About this task
The whole of the data is to be returned without a single change.

Dataset
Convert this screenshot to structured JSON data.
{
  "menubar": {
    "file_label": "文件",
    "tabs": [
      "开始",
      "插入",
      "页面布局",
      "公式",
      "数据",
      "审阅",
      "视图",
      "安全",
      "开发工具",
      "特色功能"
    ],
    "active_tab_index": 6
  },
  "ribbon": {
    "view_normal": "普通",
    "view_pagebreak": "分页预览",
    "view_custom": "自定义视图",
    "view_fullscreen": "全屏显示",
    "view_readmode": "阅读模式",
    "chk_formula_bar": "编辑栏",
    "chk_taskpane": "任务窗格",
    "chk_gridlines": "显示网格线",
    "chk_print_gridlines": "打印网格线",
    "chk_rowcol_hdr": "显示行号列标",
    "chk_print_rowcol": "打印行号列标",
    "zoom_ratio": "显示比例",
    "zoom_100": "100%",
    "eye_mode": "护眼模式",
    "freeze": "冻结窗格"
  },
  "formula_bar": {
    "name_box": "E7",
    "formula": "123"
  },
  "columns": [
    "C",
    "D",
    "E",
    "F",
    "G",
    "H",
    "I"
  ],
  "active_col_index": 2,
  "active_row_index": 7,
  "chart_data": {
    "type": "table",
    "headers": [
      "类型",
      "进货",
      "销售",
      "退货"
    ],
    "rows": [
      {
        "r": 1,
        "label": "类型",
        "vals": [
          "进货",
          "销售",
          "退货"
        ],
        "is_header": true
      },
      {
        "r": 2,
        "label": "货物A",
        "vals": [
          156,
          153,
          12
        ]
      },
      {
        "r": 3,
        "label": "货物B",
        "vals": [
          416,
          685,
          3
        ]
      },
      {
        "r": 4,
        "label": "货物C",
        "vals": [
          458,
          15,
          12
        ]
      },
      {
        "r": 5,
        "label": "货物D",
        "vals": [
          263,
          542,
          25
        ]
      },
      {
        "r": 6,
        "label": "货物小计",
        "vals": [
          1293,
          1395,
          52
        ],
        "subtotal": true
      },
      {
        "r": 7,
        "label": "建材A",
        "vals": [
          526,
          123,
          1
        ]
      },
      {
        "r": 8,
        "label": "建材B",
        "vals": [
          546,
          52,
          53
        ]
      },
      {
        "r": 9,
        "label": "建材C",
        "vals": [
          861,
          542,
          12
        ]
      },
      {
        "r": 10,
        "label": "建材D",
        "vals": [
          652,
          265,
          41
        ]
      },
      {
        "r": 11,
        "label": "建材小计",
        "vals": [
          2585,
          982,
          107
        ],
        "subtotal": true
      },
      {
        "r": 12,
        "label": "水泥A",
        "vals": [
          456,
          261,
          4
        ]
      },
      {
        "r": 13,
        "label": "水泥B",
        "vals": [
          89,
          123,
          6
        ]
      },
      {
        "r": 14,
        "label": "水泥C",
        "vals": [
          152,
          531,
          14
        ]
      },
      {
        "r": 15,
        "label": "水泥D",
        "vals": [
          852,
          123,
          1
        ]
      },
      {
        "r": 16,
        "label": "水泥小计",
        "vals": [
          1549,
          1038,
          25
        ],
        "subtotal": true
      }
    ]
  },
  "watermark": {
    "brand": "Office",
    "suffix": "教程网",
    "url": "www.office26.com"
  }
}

Answer
Convert this screenshot to structured JSON data.
{
  "menubar": {
    "file_label": "文件",
    "tabs": [
      "开始",
      "插入",
      "页面布局",
      "公式",
      "数据",
      "审阅",
      "视图",
      "安全",
      "开发工具",
      "特色功能"
    ],
    "active_tab_index": 6
  },
  "ribbon": {
    "view_normal": "普通",
    "view_pagebreak": "分页预览",
    "view_custom": "自定义视图",
    "view_fullscreen": "全屏显示",
    "view_readmode": "阅读模式",
    "chk_formula_bar": "编辑栏",
    "chk_taskpane": "任务窗格",
    "chk_gridlines": "显示网格线",
    "chk_print_gridlines": "打印网格线",
    "chk_rowcol_hdr": "显示行号列标",
    "chk_print_rowcol": "打印行号列标",
    "zoom_ratio": "显示比例",
    "zoom_100": "100%",
    "eye_mode": "护眼模式",
    "freeze": "冻结窗格"
  },
  "formula_bar": {
    "name_box": "E7",
    "formula": "123"
  },
  "columns": [
    "C",
    "D",
    "E",
    "F",
    "G",
    "H",
    "I"
  ],
  "active_col_index": 2,
  "active_row_index": 7,
  "chart_data": {
    "type": "table",
    "headers": [
      "类型",
      "进货",
      "销售",
      "退货"
    ],
    "rows": [
      {
        "r": 1,
        "label": "类型",
        "vals": [
          "进货",
          "销售",
          "退货"
        ],
        "is_header": true
      },
      {
        "r": 2,
        "label": "货物A",
        "vals": [
          156,
          153,
          12
        ]
      },
      {
        "r": 3,
        "label": "货物B",
        "vals": [
          416,
          685,
          3
        ]
      },
      {
        "r": 4,
        "label": "货物C",
        "vals": [
          458,
          15,
          12
        ]
      },
      {
        "r": 5,
        "label": "货物D",
        "vals": [
          263,
          542,
          25
        ]
      },
      {
        "r": 6,
        "label": "货物小计",
        "vals": [
          1293,
          1395,
          52
        ],
        "subtotal": true
      },
      {
        "r": 7,
        "label": "建材A",
        "vals": [
          526,
          123,
          1
        ]
      },
      {
        "r": 8,
        "label": "建材B",
        "vals": [
          546,
          52,
          53
        ]
      },
      {
        "r": 9,
        "label": "建材C",
        "vals": [
          861,
          542,
          12
        ]
      },
      {
        "r": 10,
        "label": "建材D",
        "vals": [
          652,
          265,
          41
        ]
      },
      {
        "r": 11,
        "label": "建材小计",
        "vals": [
          2585,
          982,
          107
        ],
        "subtotal": true
      },
      {
        "r": 12,
        "label": "水泥A",
        "vals": [
          456,
          261,
          4
        ]
      },
      {
        "r": 13,
        "label": "水泥B",
        "vals": [
          89,
          123,
          6
        ]
      },
      {
        "r": 14,
        "label": "水泥C",
        "vals": [
          152,
          531,
          14
        ]
      },
      {
        "r": 15,
        "label": "水泥D",
        "vals": [
          852,
          123,
          1
        ]
      },
      {
        "r": 16,
        "label": "水泥小计",
        "vals": [
          1549,
          1038,
          25
        ],
        "subtotal": true
      }
    ]
  },
  "watermark": {
    "brand": "Office",
    "suffix": "教程网",
    "url": "www.office26.com"
  }
}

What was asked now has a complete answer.